There are a multitude of vision conditions that can occur throughout a person’s life. From nearsightedness to diabetic retinopathy, your visual health will change depending on your age and medical history. Although many vision conditions are caused by factors such as age and underlying medical conditions, a small subset of them are caused by genetic disorders passed down from parents to their children.
Inherited retinal diseases, or IRDs, are a group of genetic diseases that damage the retina, the light-sensitive layer in the back of your eye. They can cause vision loss and even blindness if not treated early. Although they are rare, they can affect patients of all ages and can progress at various rates.

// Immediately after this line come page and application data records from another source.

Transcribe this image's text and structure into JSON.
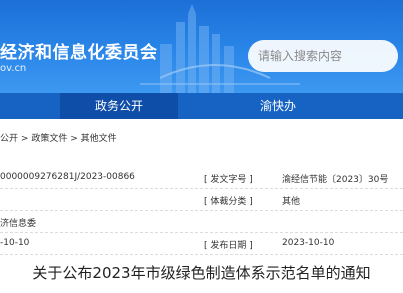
{
  "header": {
    "site_title": "经济和信息化委员会",
    "site_domain": "ov.cn",
    "search_placeholder": "请输入搜索内容"
  },
  "nav": {
    "items": [
      "政务公开",
      "渝快办"
    ]
  },
  "breadcrumb": {
    "items": [
      "公开",
      "政策文件",
      "其他文件"
    ],
    "separator": ">"
  },
  "info": {
    "rows": [
      {
        "left_value": "0000009276281J/2023-00866",
        "right_label": "[ 发文字号 ]",
        "right_value": "渝经信节能〔2023〕30号"
      },
      {
        "left_value": "",
        "right_label": "[ 体裁分类 ]",
        "right_value": "其他"
      },
      {
        "left_value": "济信息委",
        "right_label": "",
        "right_value": ""
      },
      {
        "left_value": "-10-10",
        "right_label": "[ 发布日期 ]",
        "right_value": "2023-10-10"
      }
    ]
  },
  "document": {
    "title": "关于公布2023年市级绿色制造体系示范名单的通知"
  }
}
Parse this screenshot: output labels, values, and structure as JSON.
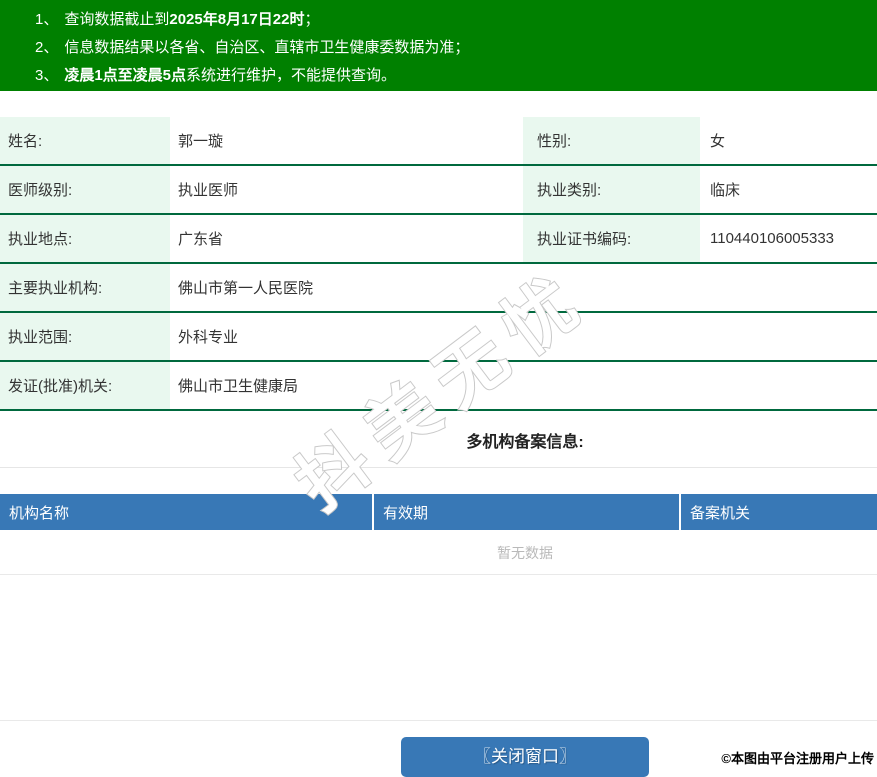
{
  "notice": {
    "items": [
      {
        "num": "1、",
        "pre": "查询数据截止到",
        "bold": "2025年8月17日22时",
        "post": "；"
      },
      {
        "num": "2、",
        "pre": "信息数据结果以各省、自治区、直辖市卫生健康委数据为准；",
        "bold": "",
        "post": ""
      },
      {
        "num": "3、",
        "pre": "",
        "bold": "凌晨1点至凌晨5点",
        "post": "系统进行维护，不能提供查询。"
      }
    ]
  },
  "profile": {
    "rows2col": [
      {
        "l1": "姓名:",
        "v1": "郭一璇",
        "l2": "性别:",
        "v2": "女"
      },
      {
        "l1": "医师级别:",
        "v1": "执业医师",
        "l2": "执业类别:",
        "v2": "临床"
      },
      {
        "l1": "执业地点:",
        "v1": "广东省",
        "l2": "执业证书编码:",
        "v2": "110440106005333"
      }
    ],
    "rows1col": [
      {
        "label": "主要执业机构:",
        "value": "佛山市第一人民医院"
      },
      {
        "label": "执业范围:",
        "value": "外科专业"
      },
      {
        "label": "发证(批准)机关:",
        "value": "佛山市卫生健康局"
      }
    ]
  },
  "filing": {
    "heading": "多机构备案信息:",
    "columns": [
      "机构名称",
      "有效期",
      "备案机关"
    ],
    "empty_text": "暂无数据"
  },
  "watermark": "抖美无忧",
  "footer": {
    "close_button": "〖关闭窗口〗",
    "copyright": "©本图由平台注册用户上传"
  },
  "colors": {
    "notice_bg": "#008000",
    "row_border": "#00693e",
    "label_bg": "#e9f8ef",
    "table_header_bg": "#3878b6",
    "button_bg": "#3878b6",
    "empty_text_color": "#b9b9b9"
  }
}
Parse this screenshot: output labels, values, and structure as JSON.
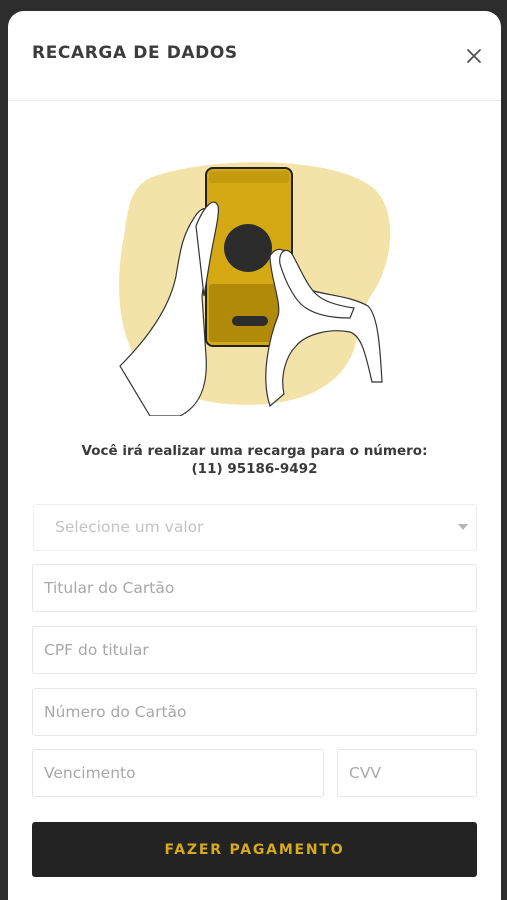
{
  "modal": {
    "title": "RECARGA DE DADOS",
    "close_icon": "close-icon"
  },
  "illustration": {
    "name": "hand-holding-phone-illustration",
    "colors": {
      "blob": "#f4e3a8",
      "phone": "#d4a914",
      "phone_dark": "#b18a0a",
      "circle": "#2c2c2c"
    }
  },
  "message": {
    "line1": "Você irá realizar uma recarga para o número:",
    "number": "(11) 95186-9492"
  },
  "form": {
    "value_select": {
      "placeholder": "Selecione um valor"
    },
    "card_holder": {
      "placeholder": "Titular do Cartão",
      "value": ""
    },
    "cpf": {
      "placeholder": "CPF do titular",
      "value": ""
    },
    "card_number": {
      "placeholder": "Número do Cartão",
      "value": ""
    },
    "expiry": {
      "placeholder": "Vencimento",
      "value": ""
    },
    "cvv": {
      "placeholder": "CVV",
      "value": ""
    }
  },
  "actions": {
    "pay_label": "FAZER PAGAMENTO"
  },
  "colors": {
    "accent": "#d6a91e",
    "button_bg": "#232323",
    "backdrop": "#2d2d2d"
  }
}
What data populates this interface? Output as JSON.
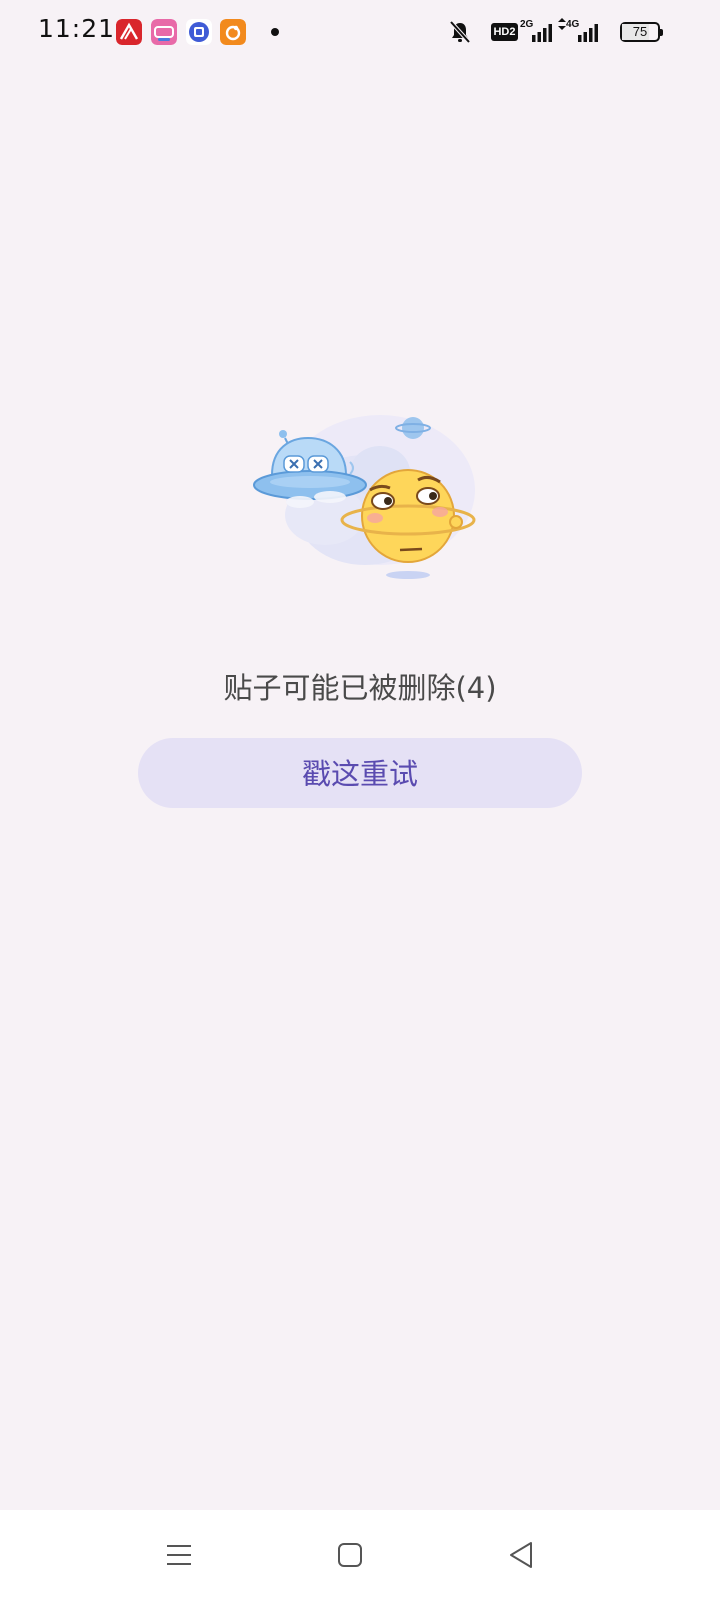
{
  "status_bar": {
    "time": "11:21",
    "notification_apps": [
      "xuexi-app-icon",
      "bilibili-app-icon",
      "tieba-app-icon",
      "orange-app-icon"
    ],
    "hd_label": "HD2",
    "network_1": "2G",
    "network_2": "4G",
    "battery_level": "75",
    "battery_percent": 75
  },
  "main": {
    "error_message": "贴子可能已被删除(4)",
    "retry_label": "戳这重试"
  },
  "colors": {
    "background": "#f7f2f6",
    "retry_bg": "#e5e1f5",
    "retry_text": "#5a4bb0"
  },
  "nav_bar": {
    "icons": [
      "menu-icon",
      "home-icon",
      "back-icon"
    ]
  }
}
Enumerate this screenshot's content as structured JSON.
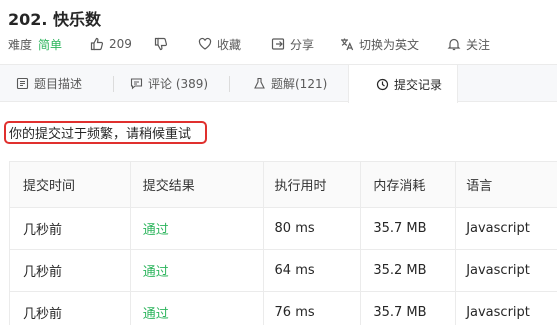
{
  "problem": {
    "title": "202. 快乐数",
    "difficulty_label": "难度",
    "difficulty": "简单",
    "likes": "209",
    "collect": "收藏",
    "share": "分享",
    "translate": "切换为英文",
    "follow": "关注"
  },
  "tabs": [
    {
      "label": "题目描述",
      "icon": "document-icon"
    },
    {
      "label": "评论 (389)",
      "icon": "comment-icon"
    },
    {
      "label": "题解(121)",
      "icon": "flask-icon"
    },
    {
      "label": "提交记录",
      "icon": "clock-icon",
      "active": true
    }
  ],
  "warning": "你的提交过于频繁，请稍候重试",
  "table": {
    "headers": [
      "提交时间",
      "提交结果",
      "执行用时",
      "内存消耗",
      "语言"
    ],
    "rows": [
      [
        "几秒前",
        "通过",
        "80 ms",
        "35.7 MB",
        "Javascript"
      ],
      [
        "几秒前",
        "通过",
        "64 ms",
        "35.2 MB",
        "Javascript"
      ],
      [
        "几秒前",
        "通过",
        "76 ms",
        "35.7 MB",
        "Javascript"
      ]
    ]
  },
  "colors": {
    "easy": "#2db55d",
    "accepted": "#2db55d",
    "warning_border": "#e0302e",
    "tab_bar_bg": "#f7f8fa"
  }
}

Retinitis pigmentosa (RP), also called rod dystrophy or rod-cone dystrophy, is the most common IRD. It affects rods and cones, which are the photoreceptor cells that comprise the retinal tissue. Rods are responsible for the eye’s ability to see in dark or low-light situations, while cones are responsible for sharp, central vision at higher levels of light. With RP, your rods and cones do not work the way they are supposed to, affecting the sharpness and color distinction in your vision.
Stargardt disease is a rare genetic form of macular dystrophy. In this condition, a yellow fatty substance known as lipofuscin builds up on the macula, which is the central portion of the retina that controls central vision. Not only does this cause loss of central vision, but it can also impair night vision and color vision. Vision loss often begins in childhood with Stargardt disease, though some won’t start to lose their vision until adulthood.
Leber Congenital Amaurosis
Leber congenital amaurosis (LCA) is a retinal condition that causes severe blindness in infants. Although the condition is rare, it is the most common cause of inherited blindness in children. There are many different types of LCA, each of which is defined by the various gene mutations that can cause it as well as their unique patterns of vision loss. LCA is associated with several vision problems, including:
- Extreme light sensitivity
- Extreme farsightedness
- Pupils with slow reaction time
- Misshapen corneas
- Crossed eyes
- Uncontrollable eye movements
The effects of LCA often begin at birth, although it may be months or even years before a patient with LCA starts to experience vision problems. As time goes on, the disease becomes more progressive until all vision is lost.
Genetics and Non-Inherited Retinal Diseases
Genetics can also play a role in many retinal diseases that do not fall under the IRD category. One example of this is age-related macular degeneration (AMD). Although AMD is mostly associated with age, another leading contributing factor to getting the disease is having a family history of it. If your mother or father had AMD, you’re more likely to get it as well.
Whether you have an inherited retinal disease or are at high risk of another disease due to your family’s history, connecting with a retina specialist can help you improve your chances of preserving your vision. For advanced care of all retinal and macular diseases in South Carolina, contact Palmetto Retina Center today.